Why it matters
The ultimate ice storm
25th October 2008
Warmer temperatures are not the only reason Arctic sea ice is shrinking: More frequent and intense storms have hastened the breakup of the ice
According to a study reported in this month’s Geophysical Research Letters that analyzed Arctic atmospheric and oceanic data from 1950 to 2006, cyclones and other storms have become more frequent and are occurring farther north, pushing chunks of broken sea ice a greater distance and faster around the North Pole.
“The intensity of the storms have grown stronger in the Arctic, and this trend will continue in the future,” says the lead author of the study, Sirpa Hakkinen of the U.S. National Aeronautics and Space Administration’s Goddard Space Flight Center.

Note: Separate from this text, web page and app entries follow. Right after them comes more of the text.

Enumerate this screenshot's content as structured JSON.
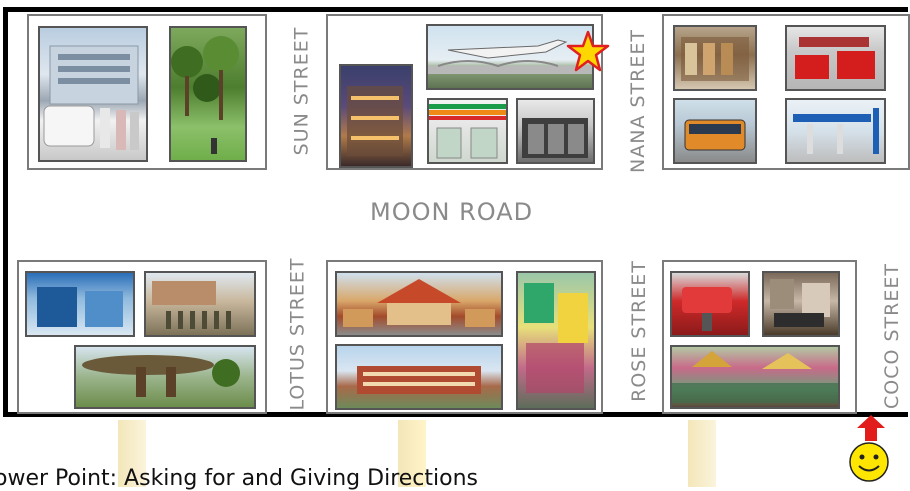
{
  "map": {
    "road_label": "MOON ROAD",
    "streets": {
      "sun": "SUN STREET",
      "nana": "NANA STREET",
      "lotus": "LOTUS STREET",
      "rose": "ROSE STREET",
      "coco": "COCO STREET"
    }
  },
  "markers": {
    "destination": "star-icon",
    "start": "smiley-face-icon",
    "direction": "up-arrow-icon"
  },
  "caption": "ower Point: Asking for and Giving Directions",
  "colors": {
    "label_gray": "#8a8a8a",
    "star_fill": "#ffd700",
    "star_stroke": "#e02020",
    "arrow_red": "#e21b1b",
    "smiley_yellow": "#ffe600"
  }
}
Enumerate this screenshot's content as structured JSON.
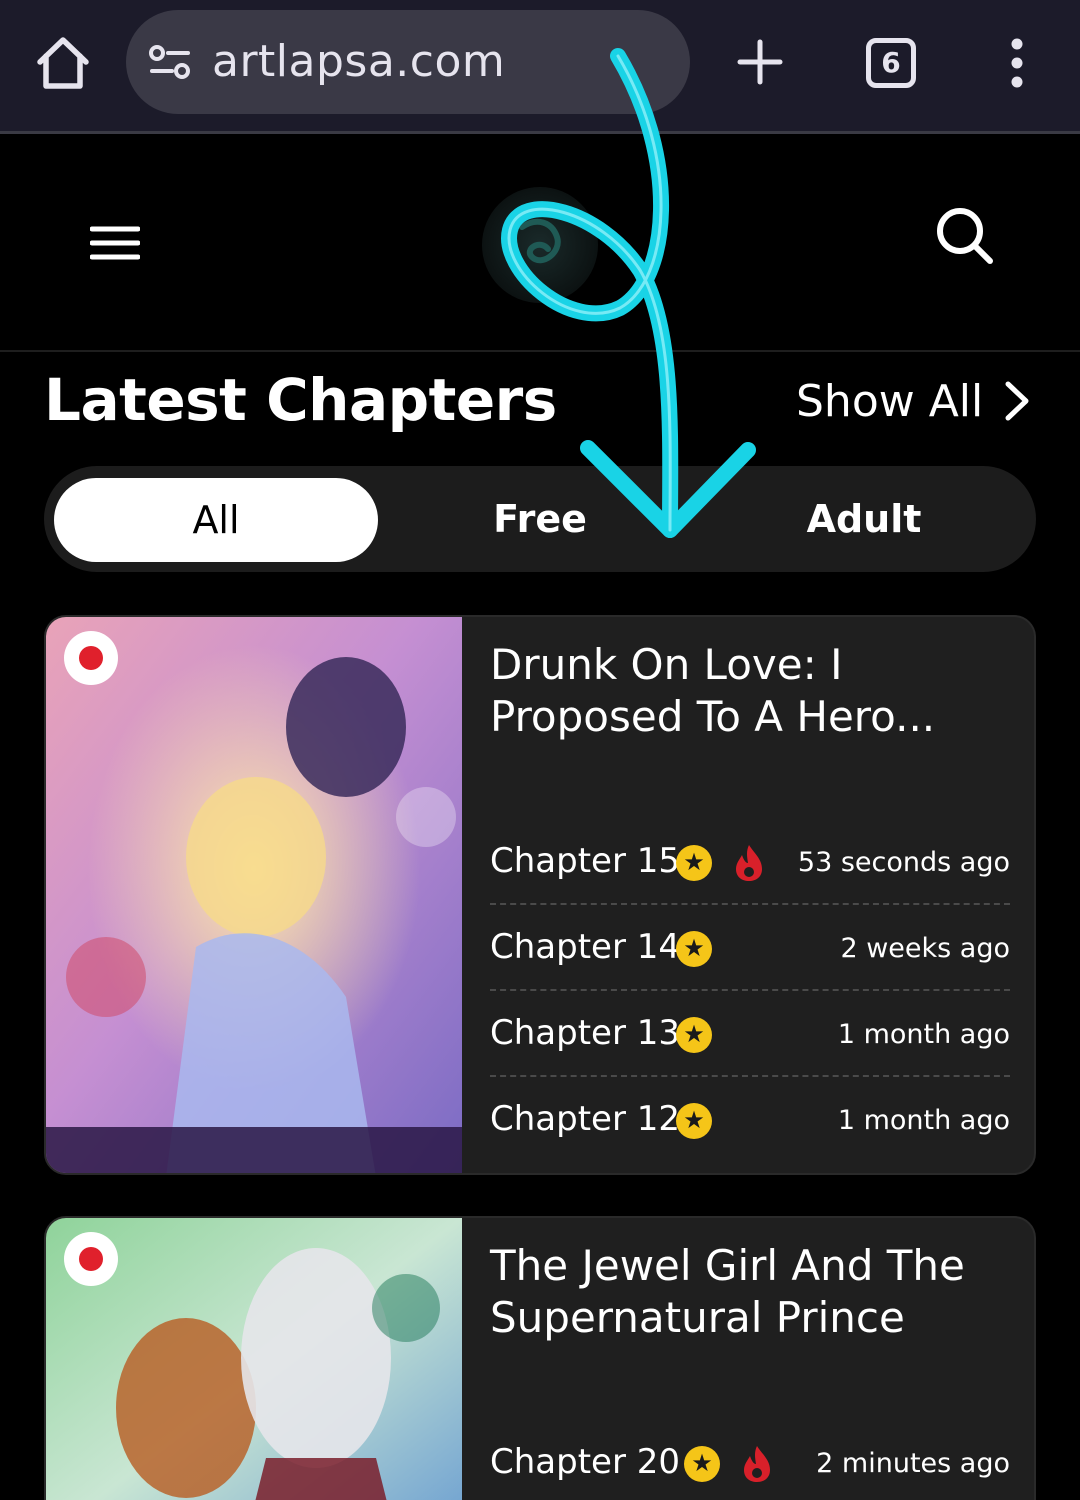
{
  "browser": {
    "url": "artlapsa.com",
    "tab_count": "6",
    "icons": [
      "home-icon",
      "site-info-icon",
      "plus-icon",
      "tabs-icon",
      "more-vert-icon"
    ]
  },
  "header": {
    "icons": [
      "hamburger-icon",
      "logo",
      "search-icon"
    ]
  },
  "section": {
    "title": "Latest Chapters",
    "show_all": "Show All"
  },
  "filters": [
    {
      "label": "All",
      "active": true
    },
    {
      "label": "Free",
      "active": false
    },
    {
      "label": "Adult",
      "active": false
    }
  ],
  "cards": [
    {
      "title_line1": "Drunk On Love: I",
      "title_line2": "Proposed To A Hero...",
      "chapters": [
        {
          "label": "Chapter 15",
          "time": "53 seconds ago",
          "star": true,
          "hot": true
        },
        {
          "label": "Chapter 14",
          "time": "2 weeks ago",
          "star": true,
          "hot": false
        },
        {
          "label": "Chapter 13",
          "time": "1 month ago",
          "star": true,
          "hot": false
        },
        {
          "label": "Chapter 12",
          "time": "1 month ago",
          "star": true,
          "hot": false
        }
      ]
    },
    {
      "title_line1": "The Jewel Girl And The",
      "title_line2": "Supernatural Prince",
      "chapters": [
        {
          "label": "Chapter 20",
          "time": "2 minutes ago",
          "star": true,
          "hot": true
        }
      ]
    }
  ],
  "colors": {
    "browser_bar": "#1c1b2a",
    "url_pill": "#3a3946",
    "card_bg": "#1f1f1f",
    "star": "#f5c518",
    "fire": "#d8202a",
    "annotation_arrow": "#19d3e6"
  }
}
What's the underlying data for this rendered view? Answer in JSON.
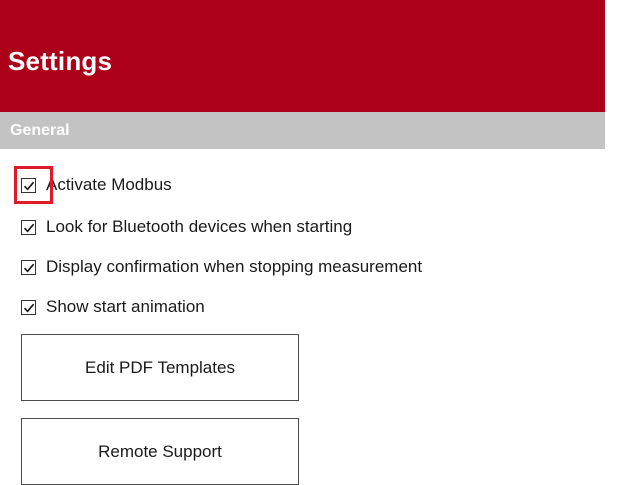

Dr. Hakkinen notes that this study confirms what many climate models have predicted: that global warming will make the planet stormier.
At the same time, there is a possibility that disappearing sea ice and more turbulent waters in the Arctic could draw more carbon dioxide from the atmosphere into the sea, acting as a brake on global warming.
To make things more complicated, there is also the risk that more carbon dioxide drawn into the oceans will make global waters more acidic, threatening corals and shelled animals, and the rest of the food chain.
Published in The Green Report in The Globe and Mail